You had to feel for Yu Guohui. One tiny eyeballs-out stumble as he went neck-and-neck with Mexico’s Bernardo Segura over the final 10 metres sorted gold from silver.
There were silver linings five years later in Naumburg, Germany for 18-year-old Jiang Jing in the women’s 20km and men’s 50km, where Yu Chaohong was an isolated second between two Russians.
But the first junior men’s 10km went to Sun Chao, who found himself just as alone – this time in the lead – after Vladimir Kanaykin was disqualified at seven kilometres.
Han Yucheng’s persistence paid off as he moved up from fourth over 20km in Naumburg to third in La Coruna in 2006, where once again the incomparable Jefferson Perez got the better of the Chinese in a last 50-metre sprint along the seaside front in the Spanish city.
A super-fast junior men’s 10km in Cheboksary in 2008 heralded the arrival of Chen Ding. The man who would become Olympic 20km champion in 2012 finished second behind Aleksey Bartsaykin.

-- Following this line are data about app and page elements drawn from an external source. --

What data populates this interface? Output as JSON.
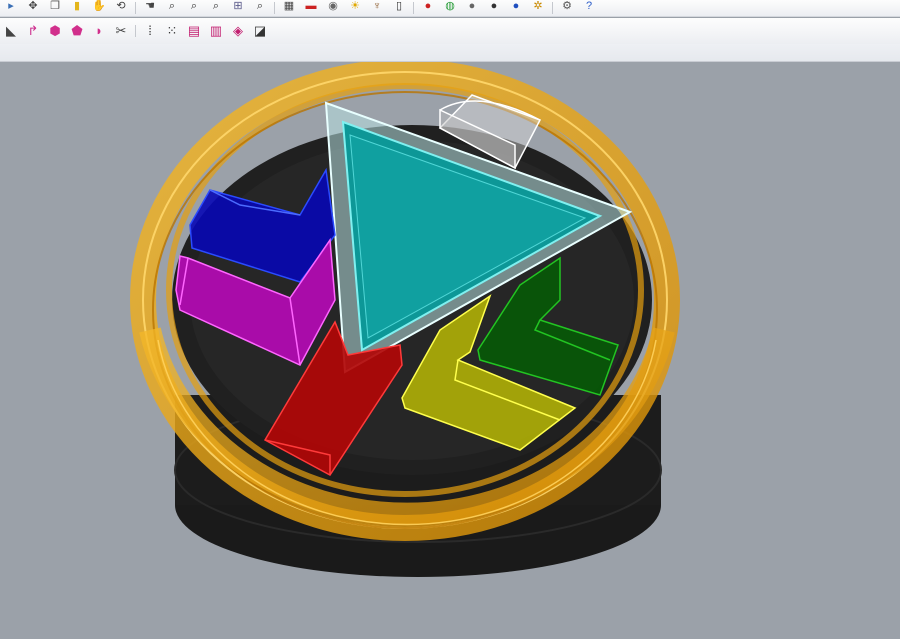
{
  "toolbars": {
    "top": [
      {
        "name": "cursor-icon",
        "glyph": "▸",
        "color": "#3a6fb5"
      },
      {
        "name": "move-icon",
        "glyph": "✥",
        "color": "#444"
      },
      {
        "name": "copy-icon",
        "glyph": "❐",
        "color": "#555"
      },
      {
        "name": "paste-icon",
        "glyph": "▮",
        "color": "#e3b51c"
      },
      {
        "name": "pan-icon",
        "glyph": "✋",
        "color": "#444"
      },
      {
        "name": "rotate-view-icon",
        "glyph": "⟲",
        "color": "#444"
      },
      {
        "name": "hand-icon",
        "glyph": "☚",
        "color": "#444"
      },
      {
        "name": "zoom-icon",
        "glyph": "⌕",
        "color": "#333"
      },
      {
        "name": "zoom-window-icon",
        "glyph": "⌕",
        "color": "#333"
      },
      {
        "name": "zoom-extents-icon",
        "glyph": "⌕",
        "color": "#333"
      },
      {
        "name": "zoom-selected-icon",
        "glyph": "⊞",
        "color": "#5a5a8a"
      },
      {
        "name": "zoom-target-icon",
        "glyph": "⌕",
        "color": "#333"
      },
      {
        "name": "grid-icon",
        "glyph": "▦",
        "color": "#444"
      },
      {
        "name": "car-icon",
        "glyph": "▬",
        "color": "#cc2222"
      },
      {
        "name": "camera-icon",
        "glyph": "◉",
        "color": "#666"
      },
      {
        "name": "light-icon",
        "glyph": "☀",
        "color": "#e0a800"
      },
      {
        "name": "lamp-icon",
        "glyph": "♆",
        "color": "#8b5a2b"
      },
      {
        "name": "layer-icon",
        "glyph": "▯",
        "color": "#333"
      },
      {
        "name": "material-icon",
        "glyph": "●",
        "color": "#cc2222"
      },
      {
        "name": "color-wheel-icon",
        "glyph": "◍",
        "color": "#2a9d3a"
      },
      {
        "name": "sphere-gray-icon",
        "glyph": "●",
        "color": "#666"
      },
      {
        "name": "sphere-dark-icon",
        "glyph": "●",
        "color": "#333"
      },
      {
        "name": "sphere-blue-icon",
        "glyph": "●",
        "color": "#1f4fbf"
      },
      {
        "name": "settings-icon",
        "glyph": "✲",
        "color": "#c98a00"
      },
      {
        "name": "options-icon",
        "glyph": "⚙",
        "color": "#555"
      },
      {
        "name": "help-icon",
        "glyph": "?",
        "color": "#2b5cc7"
      }
    ],
    "second": [
      {
        "name": "extrude-icon",
        "glyph": "◣",
        "color": "#444"
      },
      {
        "name": "sweep-icon",
        "glyph": "↱",
        "color": "#cc2a8c"
      },
      {
        "name": "box-icon",
        "glyph": "⬢",
        "color": "#d12f8c"
      },
      {
        "name": "solid-icon",
        "glyph": "⬟",
        "color": "#d12f8c"
      },
      {
        "name": "fillet-icon",
        "glyph": "◗",
        "color": "#d12f8c"
      },
      {
        "name": "cut-icon",
        "glyph": "✂",
        "color": "#444"
      },
      {
        "name": "points-icon",
        "glyph": "⁞",
        "color": "#333"
      },
      {
        "name": "point-grid-icon",
        "glyph": "⁙",
        "color": "#333"
      },
      {
        "name": "mesh-icon",
        "glyph": "▤",
        "color": "#c21d6f"
      },
      {
        "name": "mesh-edit-icon",
        "glyph": "▥",
        "color": "#c21d6f"
      },
      {
        "name": "surface-icon",
        "glyph": "◈",
        "color": "#c21d6f"
      },
      {
        "name": "eraser-icon",
        "glyph": "◪",
        "color": "#333"
      }
    ]
  },
  "colors": {
    "ring": "#f0aa14",
    "base": "#1b1b1b",
    "triangle": "#19a3a3",
    "blue": "#1010b8",
    "magenta": "#c218c2",
    "red": "#c80f0f",
    "yellow": "#c9c90d",
    "green": "#0b6e0b",
    "white": "#f2f2f2"
  }
}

However, it was the unlikely desert setting of Chihuahua in 2010 where China had one of its best World Cups ever.
They arrived with hope, and left the northern Mexico city with the junior women’s team title, both the senior men’s team prizes, individual gold in the men’s 20km courtesy of world silver medallist Wang Hao, silver in the same race, the same colour for juniors He Qin and Cai Zelin, and bronze for its senior women.
Times were slow in torrid conditions, but even in their own country, Chinese race walkers have seldom been better.

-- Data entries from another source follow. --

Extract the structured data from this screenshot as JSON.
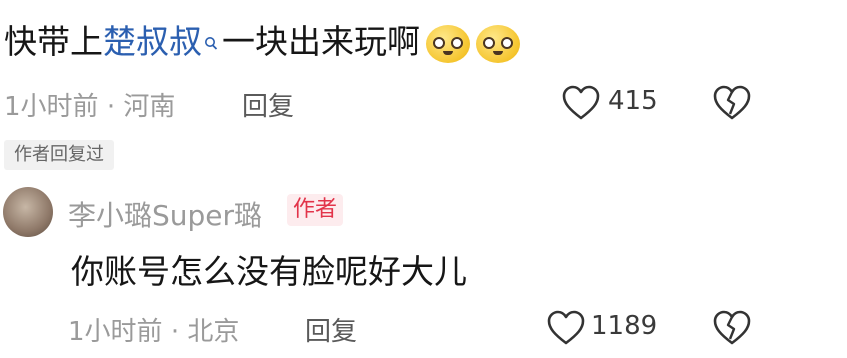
{
  "comment": {
    "text_before": "快带上",
    "mention": "楚叔叔",
    "text_after": "一块出来玩啊",
    "time": "1小时前",
    "location": "河南",
    "reply_label": "回复",
    "likes": "415",
    "emoji_icons": [
      "pleading-face-icon",
      "pleading-face-icon"
    ]
  },
  "author_replied_tag": "作者回复过",
  "reply": {
    "username": "李小璐Super璐",
    "badge": "作者",
    "text": "你账号怎么没有脸呢好大儿",
    "time": "1小时前",
    "location": "北京",
    "reply_label": "回复",
    "likes": "1189"
  },
  "colors": {
    "mention": "#2b5fb0",
    "badge_text": "#e2344a",
    "badge_bg": "#fdecee"
  }
}
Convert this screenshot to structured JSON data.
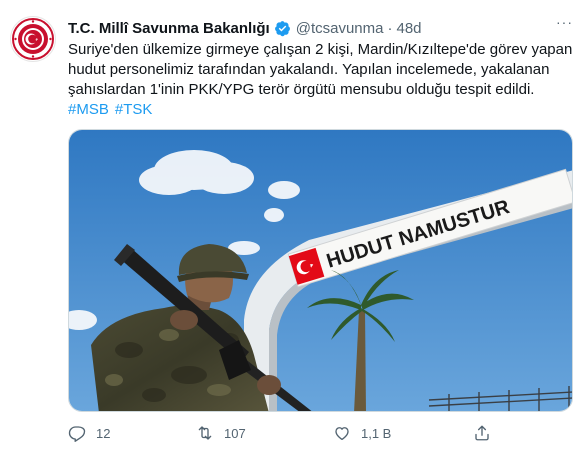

It’s hard to imagine that Wang Zhen is still only 26, but his amazing career has produced Olympic gold and bronze, two World Championship silver medals, and a 20km World Cup win in Russia’s backyard in 2012.
In Saransk, China also won 50km individual silver, and women’s 20km bronze, the two men’s team trophies, and place medals for the other three units.

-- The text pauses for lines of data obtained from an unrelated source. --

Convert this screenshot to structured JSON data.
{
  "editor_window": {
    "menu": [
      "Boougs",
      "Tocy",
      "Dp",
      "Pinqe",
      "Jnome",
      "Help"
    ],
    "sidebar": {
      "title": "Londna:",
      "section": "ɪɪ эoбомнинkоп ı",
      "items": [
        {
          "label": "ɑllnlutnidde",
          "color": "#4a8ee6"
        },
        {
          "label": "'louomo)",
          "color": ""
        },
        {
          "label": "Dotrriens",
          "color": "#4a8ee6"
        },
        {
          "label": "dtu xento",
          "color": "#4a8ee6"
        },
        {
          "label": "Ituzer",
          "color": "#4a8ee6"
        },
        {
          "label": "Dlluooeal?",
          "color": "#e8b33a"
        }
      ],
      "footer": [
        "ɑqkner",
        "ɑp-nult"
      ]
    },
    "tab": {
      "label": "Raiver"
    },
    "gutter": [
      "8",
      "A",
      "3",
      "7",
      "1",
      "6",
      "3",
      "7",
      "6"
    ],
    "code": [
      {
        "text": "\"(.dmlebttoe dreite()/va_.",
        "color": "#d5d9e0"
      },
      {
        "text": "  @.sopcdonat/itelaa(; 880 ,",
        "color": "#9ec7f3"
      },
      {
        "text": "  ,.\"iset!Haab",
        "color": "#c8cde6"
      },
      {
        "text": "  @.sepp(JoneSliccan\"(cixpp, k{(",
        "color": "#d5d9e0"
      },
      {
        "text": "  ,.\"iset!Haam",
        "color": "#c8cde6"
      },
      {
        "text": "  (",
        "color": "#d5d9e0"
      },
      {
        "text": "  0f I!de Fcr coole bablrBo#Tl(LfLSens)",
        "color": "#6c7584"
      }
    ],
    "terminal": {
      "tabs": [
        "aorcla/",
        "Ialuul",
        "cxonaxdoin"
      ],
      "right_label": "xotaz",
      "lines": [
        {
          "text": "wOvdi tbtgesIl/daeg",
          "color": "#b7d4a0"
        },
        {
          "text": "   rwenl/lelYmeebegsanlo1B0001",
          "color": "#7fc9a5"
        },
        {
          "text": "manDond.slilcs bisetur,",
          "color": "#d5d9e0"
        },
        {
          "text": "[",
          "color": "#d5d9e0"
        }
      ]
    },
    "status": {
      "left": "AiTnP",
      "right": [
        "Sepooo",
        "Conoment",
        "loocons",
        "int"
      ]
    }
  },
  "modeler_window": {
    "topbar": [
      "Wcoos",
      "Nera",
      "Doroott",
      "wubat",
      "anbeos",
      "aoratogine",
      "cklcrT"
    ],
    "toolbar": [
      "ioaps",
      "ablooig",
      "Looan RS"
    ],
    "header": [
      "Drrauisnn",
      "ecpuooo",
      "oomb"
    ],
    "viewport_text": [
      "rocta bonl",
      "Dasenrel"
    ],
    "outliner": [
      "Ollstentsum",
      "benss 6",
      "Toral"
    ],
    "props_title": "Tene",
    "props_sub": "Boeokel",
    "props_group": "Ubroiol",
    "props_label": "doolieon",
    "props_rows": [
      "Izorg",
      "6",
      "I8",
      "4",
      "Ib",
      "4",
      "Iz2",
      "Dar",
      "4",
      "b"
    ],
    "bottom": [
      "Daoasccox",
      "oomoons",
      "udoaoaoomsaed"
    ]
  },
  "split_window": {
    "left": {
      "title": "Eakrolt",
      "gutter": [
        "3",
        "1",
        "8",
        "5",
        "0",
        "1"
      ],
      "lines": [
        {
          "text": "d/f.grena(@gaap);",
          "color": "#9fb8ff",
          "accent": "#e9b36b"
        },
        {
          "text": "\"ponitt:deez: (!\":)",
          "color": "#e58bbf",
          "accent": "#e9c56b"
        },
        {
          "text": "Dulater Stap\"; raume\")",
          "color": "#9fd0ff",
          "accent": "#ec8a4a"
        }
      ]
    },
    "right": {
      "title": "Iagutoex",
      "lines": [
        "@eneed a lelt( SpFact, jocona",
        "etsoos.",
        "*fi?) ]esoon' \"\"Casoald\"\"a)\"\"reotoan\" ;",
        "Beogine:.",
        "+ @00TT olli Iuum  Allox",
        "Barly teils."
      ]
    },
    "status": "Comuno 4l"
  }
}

One might have expected a constant Chinese procession to the top of the podium in Taicang when the competition returned to China for the second time in 2014. Yes, there were individual junior wins for Gao Wenkui and Duan Dandan as well as team prizes, plus silver for Liu Hong, who eventually become world and Olympic champion. But the final haul was as damp as the unseasonably wet Sunday weather in May.
They made up for it in Rome two years later, though. No doubt inspired by the Colosseum that loomed over the races, red vests were equal to the battle. Gold and silver went to Wang and Cai Zelin at 20km, while Zhang Jun triumphed in the junior men’s race. The U20 women went one better with Ma Zhenxia and Ma Li hoping officials on the line would allow them joint first, but were split in that order.
Liu crossed first in the women’s 20km in 1:25:59, well ahead of everyone else, but was disqualified later. Qieyang Shenjie eventually moved up to second, and even without Liu, the team won.
Including team medals, there were nine in all for China – and that’s what the rest have to match when Taicang welcomes the world’s best race walkers for the second time on 5-6 May.
Paul Warburton for the IAAF